Hiram Walker, Whisky Industrialist in Walkerville, Ontario
Hiram Walker, an American who crossed the Detroit River into Canada, building his own distillery, his own town of Walkerville, while helping other businesses to flourish
While not a Canadian citizen, Hiram Walker was one of the great businessmen of Canada. He built industries and in the process created his own town for his employees. He kept a bright eye on all aspects of his thriving enterprises and was a man who insisted on complete control.
Born on July 4, 1816 in Douglas, Massachusetts, Hiram Walker moved to Detroit, Michigan when he was 22 years old. Always an innovative spirit, he attempted a number of businesses without success. One business took hold in 1850: Walker Wholesale and Retail Store. After several years of selling goods including alcohol, Walker decided to test the distilling business himself for a better profit margin. His whisky hit the spot with customers.
With Michigan leaning toward temperance and limiting alcohol production, Canada’s looser laws attracted Walker’s attention. Barely one mile across the river from Detroit, Walker purchased acreage near Windsor in what was then Upper Canada, and began construction with an investment of $40,000. By 1857, his holdings included a distillery, flour mill, grocery store, vinegar factory and livestock farms. (The livestock were fed the mash left over from the distilling works.)
Walkerville had the newest amenities
The Walker family of Hiram, his wife Mary Abigail and their seven children moved into The Cottage near the distillery in 1859. The first stirrings of the company town were happening, housing 80 to 100 workers at first. Named Walkerville, the village grew rapidly. Under Walker’s exacting direction, sturdy well-built homes were constructed. Street lights, paved and drained roads, running water and a water-pumping station were the modern new conveniences added for workers’ comfort. Churches and schools were built. He also established and paid for a fire department and police force. New hires were offered to lease homes in Walkerville and refusals, according to WalkervilleTimes.com, might have lead to a rescinded job offer.

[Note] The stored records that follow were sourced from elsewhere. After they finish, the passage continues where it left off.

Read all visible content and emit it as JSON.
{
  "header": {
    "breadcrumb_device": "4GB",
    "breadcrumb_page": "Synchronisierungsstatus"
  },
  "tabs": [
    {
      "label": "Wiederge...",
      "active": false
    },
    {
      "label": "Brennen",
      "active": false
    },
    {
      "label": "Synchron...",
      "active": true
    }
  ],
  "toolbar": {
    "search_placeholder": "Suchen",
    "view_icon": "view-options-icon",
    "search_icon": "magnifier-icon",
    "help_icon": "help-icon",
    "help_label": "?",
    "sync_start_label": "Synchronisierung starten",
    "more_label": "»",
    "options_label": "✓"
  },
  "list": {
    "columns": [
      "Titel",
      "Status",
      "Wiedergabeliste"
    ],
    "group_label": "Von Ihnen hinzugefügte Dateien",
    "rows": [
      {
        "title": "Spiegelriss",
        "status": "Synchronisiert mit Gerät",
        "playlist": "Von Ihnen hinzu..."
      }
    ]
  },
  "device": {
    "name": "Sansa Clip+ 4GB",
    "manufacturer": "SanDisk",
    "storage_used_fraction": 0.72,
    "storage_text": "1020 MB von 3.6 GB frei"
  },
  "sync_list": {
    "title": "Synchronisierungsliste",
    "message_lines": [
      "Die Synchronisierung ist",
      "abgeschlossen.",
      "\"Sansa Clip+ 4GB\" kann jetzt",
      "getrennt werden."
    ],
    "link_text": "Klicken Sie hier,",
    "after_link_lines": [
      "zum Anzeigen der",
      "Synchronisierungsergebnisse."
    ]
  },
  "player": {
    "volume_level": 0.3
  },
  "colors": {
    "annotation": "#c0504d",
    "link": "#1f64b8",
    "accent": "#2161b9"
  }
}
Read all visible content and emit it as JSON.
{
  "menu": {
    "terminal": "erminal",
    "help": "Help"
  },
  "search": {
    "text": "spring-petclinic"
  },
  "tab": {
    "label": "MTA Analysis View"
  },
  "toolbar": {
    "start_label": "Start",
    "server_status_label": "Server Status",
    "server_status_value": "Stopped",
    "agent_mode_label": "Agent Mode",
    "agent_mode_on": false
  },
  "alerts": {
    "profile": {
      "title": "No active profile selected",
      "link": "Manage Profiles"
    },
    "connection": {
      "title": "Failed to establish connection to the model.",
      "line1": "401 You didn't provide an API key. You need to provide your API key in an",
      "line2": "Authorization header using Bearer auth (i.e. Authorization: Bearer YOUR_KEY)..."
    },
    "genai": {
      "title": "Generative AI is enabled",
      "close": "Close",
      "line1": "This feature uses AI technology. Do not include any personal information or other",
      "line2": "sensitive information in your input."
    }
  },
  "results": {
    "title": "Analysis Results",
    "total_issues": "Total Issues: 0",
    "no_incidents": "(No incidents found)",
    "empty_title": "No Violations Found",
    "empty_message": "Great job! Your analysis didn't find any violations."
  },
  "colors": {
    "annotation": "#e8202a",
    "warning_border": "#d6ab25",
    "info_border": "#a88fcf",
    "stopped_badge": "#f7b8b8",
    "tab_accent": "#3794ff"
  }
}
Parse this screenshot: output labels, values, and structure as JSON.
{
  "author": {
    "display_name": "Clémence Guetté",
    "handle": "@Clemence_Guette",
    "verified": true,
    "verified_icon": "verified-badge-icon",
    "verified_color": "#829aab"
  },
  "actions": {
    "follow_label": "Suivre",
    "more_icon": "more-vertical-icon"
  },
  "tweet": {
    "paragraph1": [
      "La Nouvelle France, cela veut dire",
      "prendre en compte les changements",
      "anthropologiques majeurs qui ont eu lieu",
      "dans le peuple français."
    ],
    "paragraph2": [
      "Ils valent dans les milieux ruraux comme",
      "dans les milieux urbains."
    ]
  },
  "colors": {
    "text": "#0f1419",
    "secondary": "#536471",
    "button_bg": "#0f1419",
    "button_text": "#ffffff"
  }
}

Six hundred workers and their families lived in Walkerville by the late 1880s.
Seeing that his businesses were under control and running smoothly, mentioned Biographi.ca, Walker and his wife returned to their home in Detroit in 1864, and he became an early commuter. Mary Abigail Walker died of heart disease in 1872 at the young age of 46.
Raised to be businessmen, Walker’s sons joined him in the creation of a ferry service crossing the Detroit River, called the Walkerville and Detroit Ferry. Around the same time, the Canadian government was offering subsidies for railway construction. The Walker men took up the offer building a railway expansion in 1885. The Lake Erie and Detroit River Railway became an essential line for new industry, giving farmers and fishermen access to larger markets.
Canadian Club Whisky became famous
The Hiram Walker and Sons Distillery flourished, producing 27 varieties of whisky to tantalize the thirsty customers. “Club Whisky”, Walker’s premium brand, aged in oak barrels for an unusually long seven years. Then the astute businessman did another curious move for the time – he bottled the fine whisky. Oddly, sales were slow; Walker’s Aged Rum lead in sales. In 1882, the Canadian government stepped in with the “Bottled in Bond Law,” a guarantee of age. The premium rye was renamed Canadian Club Whisky. “The simple process gave consumers confidence in whisky products and made Canadian whisky famous throughout the world,” noted WalkervilleTimes.com
Other industries sprung up in Walkerville with the encouragement (and in some cases, financial support) of Hiram Walker. Companies grew, such as Globe Furniture Canada, Ontario Basket Company, Parke Davis and Company, and Walkerville Wagon Works, later to transform into Ford Motor Company of Canada. Walkerville was a true hub of industrial activity. (See First Production Car: Ford)
Walkerville incorporated as a town
To prevent early amalgamation with the city of Windsor, Walkerville petitioned the Ontario government for incorporation as a town. On April 7, 1890, the industrial town was incorporated with Walker’s nephew, Hiram Alexis Walker as its first mayor.
The elder Walker was relieved of his maintenance duties of the police and fire departments, being operated by the new town managers instead. The gas and water operations became Walkerville Gas and Water Company Limited.
Not contented with “only” his Canadian works, Walker held many business interests in Detroit, including iron works, railways, car factories and banks, plus large real estate holdings. He was a magnificent entrepreneur.
After having a seizure, Hiram Walker fell into a coma then died on January 12, 1899 at his home in Detroit. He left a legacy of family, philanthropy, business ingenuity and vision. Walker wrote an important chapter in Canadian History.
Sold several times later, the once bright future of Hiram Walker and Sons Distillery lost lustre in the early 1900s – the dark clouds of World War One and Prohibition were approaching.
This article was first published on Suite101.com in 2007. Copyright Susanna McLeod